Group sues city to remove campsites on Venice Beach; others urge compassion for homeless
By Gary Walker
Complaining of “dangerous conditions” that include drug use, violence and vandalism by homeless people camping on the Venice boardwalk, five Venice residents and a neighborhood association have filed a public nuisance lawsuit against both the city and county of Los Angeles.
“The city of Los Angeles is allowing a mile-long drug emporium to exist on its property along Venice Beach, and the population occupying this extended drug den causes constant danger, crime and nuisance to the nearby residents,” said Mark Ryavec, president of the Venice Stakeholders Association. “If cities can use nuisance laws to close down crack houses, then residents can use the same laws to force the city to close down methamphetamine beach.”
Ryavec was referring to nuisance abatement ordinances, which city attorneys often employ in civil actions against landlords who are accused of breaking the law or creating a public hazard. He also likened the complaint to homeowner lawsuits against airport noise.
This is not the first time that the Venice Stakeholders Association has pursued legal action against a government entity over conditions at Venice Beach. The association sued the California Coastal Commission over a decision against overnight parking districts four years ago, later dropping that case after the group was unable to provide assurances that the city would allow overnight parking districts if the court presented the option.
The suit, filed Oct. 30, claims government has done nothing to prevent overnight camping and storage of personal effects on the boardwalk, which is designated a public park. Camping is illegal in L.A. parks.
In a statement about the lawsuit, L.A. City Councilman Mike Bonin said finding housing for the homeless goes hand in hand with securing the boardwalk.
“I share the frustration with the deplorable conditions on and near Venice Beach. The condition is unacceptable for residents, for merchants, for tourists and for the hundreds of unhoused people who sleep on our streets. We need to keep our parks and neighborhoods clean and safe — we need to find permanent shelters and services for the homeless,” said Bonin, who represents Venice.
However, “As the [Venice Stakeholders Association] well knows, the courts have repeatedly handcuffed the city in its attempts to manage Venice Beach by a series of rulings on vending, on sleeping in public spaces, and on cleaning up both encampments and trash. The courts have repeatedly told the city of Los Angeles what it cannot do. While the source of the [association’s] ire is more appropriately aimed at the courts, if this lawsuit results in a ruling that tells the city what it can or must do, I would welcome it. We’re all interested in making Venice safe, clean and welcoming, and I trust that we are all also interested in marshaling the services and building the housing we need to end the crisis of homelessness in our city,” Bonin said.
In late July, Bonin called for more police patrols, improved outdoor lighting and installation of surveillance cameras on the boardwalk after personally helping to clean up a mattress that had been lit on fire south of Windward Avenue

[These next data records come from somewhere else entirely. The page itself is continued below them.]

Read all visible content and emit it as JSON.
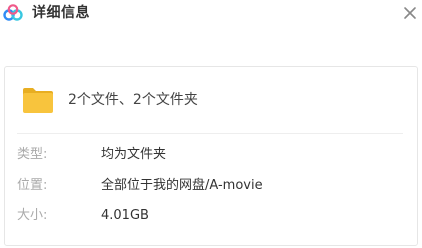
{
  "dialog": {
    "title": "详细信息",
    "logo_icon": "baidu-netdisk-cloud-icon",
    "close_icon": "close-icon"
  },
  "summary": {
    "icon": "folder-icon",
    "text": "2个文件、2个文件夹"
  },
  "details": [
    {
      "label": "类型:",
      "value": "均为文件夹"
    },
    {
      "label": "位置:",
      "value": "全部位于我的网盘/A-movie"
    },
    {
      "label": "大小:",
      "value": "4.01GB"
    }
  ],
  "colors": {
    "folder": "#F8C43D",
    "folder_tab": "#E8AE22",
    "logo_blue": "#2F8BF5",
    "logo_cyan": "#38C7E0",
    "logo_pink": "#F05A8A"
  }
}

“We should do everything that we can to get people into permanent housing, but that doesn’t mean that [the boardwalk] should become a campground for the unhoused. We have to reprogram Ocean Front Walk. It’s a park, not a campground,” the councilman said a few days after the incident.
Steven Clare, who heads the Venice Community Housing Corp. (a Venice nonprofit that provides affordable housing to low-income residents), acknowledged that some homeless people have engaged in criminal activity and loitering but thinks the lawsuit is misdirected.
“Everyone agrees that the city needs to do a better job on some of the issues in the lawsuit. There should be more regular trash pickups, more police patrols and the beach restrooms should be open 24 hours a day. But the tenor of the lawsuit is awful,” Clare said. “It depicts unhoused people as the only problem on the boardwalk when there really needs to be a public-private solution to getting unhoused people into permanent supportive housing.”
Venice property owners Gary Harris (who was bit by a transient’s dog), Jack Hoffmann, Arthur Kraus, David Krintzman and Brad Neal are also plaintiffs in the public nuisance lawsuit.